and Submitted July 12, 2017 San Francisco, California
from the United States District Court No. 3:16-cv-06539-SI
for the Northern District of California Susan Illston, Senior
District Judge, Presiding
Michael F. Wright (argued), Los Angeles, California, for
M. Emery (argued) and Victoria Wong, Deputy City Attorneys;
Dennis J. Herrera, City Attorney; Office of the City
Attorney, San Francisco, California; for Defendant-Appellee.
Before: Susan P. Graber and Michelle T. Friedland, Circuit
Judges, and Consuelo B. Marshall, [*] District Judge.
panel affirmed the district court's Fed.R.Civ.P. 12(b)(6)
dismissal of an action brought pursuant to 42 U.S.C. §
1983 challenging San Francisco's sign-related
its Planning Code, San Francisco prohibits new billboards but
allows onsite business signs relating to activities
undertaken on the premises, subject to various rules.
Noncommercial signs are exempt from the rules. Plaintiff, an
advertiser that rents the right to post signs on the premises
of third-party businesses, alleged that the City's
Planning Code violates the First Amendment by exempting
noncommercial signs from its regulatory ambit.
panel held that the distinction drawn between commercial and
noncommercial signs in the City's Planning Code survived
intermediate scrutiny under Central Hudson Gas &
Electric Corp. v. Public Service Commission, 447 U.S.
557 (1980). The panel held that the distinctions directly
advanced the City's substantial interests in safety and
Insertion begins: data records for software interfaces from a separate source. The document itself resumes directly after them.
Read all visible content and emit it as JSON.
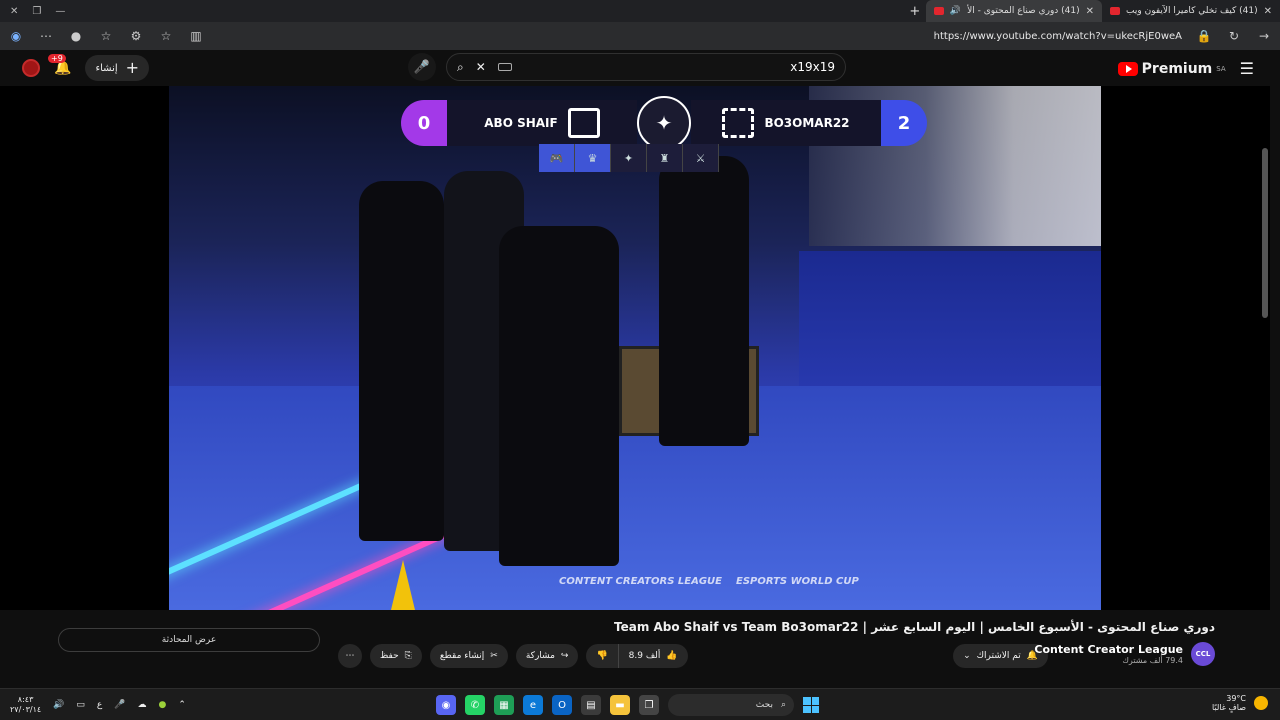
{
  "browser": {
    "tabs": [
      {
        "label": "(41) كيف تخلي كاميرا الآيفون ويب",
        "active": false
      },
      {
        "label": "(41) دوري صناع المحتوى - الأ",
        "active": true
      }
    ],
    "url": "https://www.youtube.com/watch?v=ukecRjE0weA"
  },
  "youtube": {
    "create_label": "إنشاء",
    "notification_count": "+9",
    "search_value": "x19x19",
    "premium_label": "Premium",
    "premium_region": "SA"
  },
  "video": {
    "hud": {
      "left_score": "0",
      "left_team": "ABO SHAIF",
      "right_team": "BO3OMAR22",
      "right_score": "2"
    },
    "watermark_left": "CONTENT CREATORS LEAGUE",
    "watermark_right": "ESPORTS WORLD CUP",
    "title": "دوري صناع المحتوى - الأسبوع الخامس | اليوم السابع عشر | Team Abo Shaif vs Team Bo3omar22"
  },
  "channel": {
    "name": "Content Creator League",
    "subscribers": "79.4 ألف مشترك",
    "subscribe_label": "تم الاشتراك"
  },
  "actions": {
    "likes": "8.9 ألف",
    "share": "مشاركة",
    "clip": "إنشاء مقطع",
    "save": "حفظ",
    "chat": "عرض المحادثة"
  },
  "taskbar": {
    "search_placeholder": "بحث",
    "time": "٨:٤٣",
    "date": "٢٧/٠٣/١٤",
    "lang": "ع",
    "temperature": "39°C",
    "weather_desc": "صافٍ غالبًا"
  }
}
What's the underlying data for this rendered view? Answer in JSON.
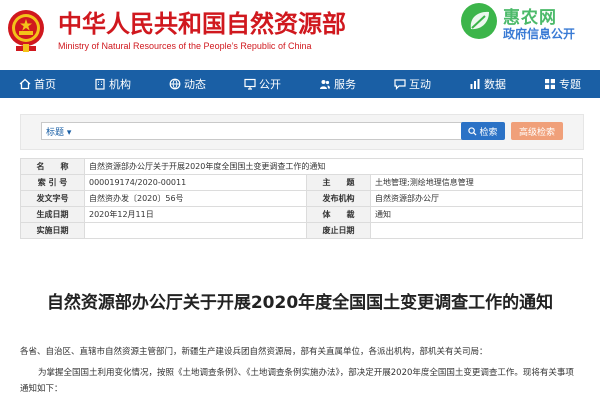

aesthetics and was not impermissibly underinclusive.
GRABER, CIRCUIT JUDGE.
Contest Promotions, LLC, rents advertising space from
businesses in cities around the country, including San
Francisco, and places third-party advertising signs in that
space, framed by text inviting passersby to enter the
business and win a prize related to the sign. Through its
Planning Code, San Francisco prohibits new billboards but
allows onsite business signs subject to various rules.
Noncommercial signs are exempt from the rules. In this, the
latest of several challenges that Plaintiff has mounted to
San Francisco's sign-related regulations, Plaintiff
argues that the distinction between commercial and
noncommercial signs violates the First Amendment. The
district court dismissed the complaint. Reviewing the order
of dismissal de novo, Friedman v. AARP, Inc., 855
F.3d 1047, 1051 (9th Cir. 2017), we affirm.
other local governments, the City and County of San
Francisco, Defendant here, uses its Planning Code to regulate
outdoor advertising, including billboards. The purposes of
Planning Code Article 6, which contains the advertising
rules, include "promot[ing] the aesthetic and
environmental values of San Francisco, "
"protect[ing] public investment in and the character and
dignity of public buildings, streets, and open spaces, "
"protect[ing] the distinctive appearance of San
Francisco, " and "reduc[ing] hazards to ...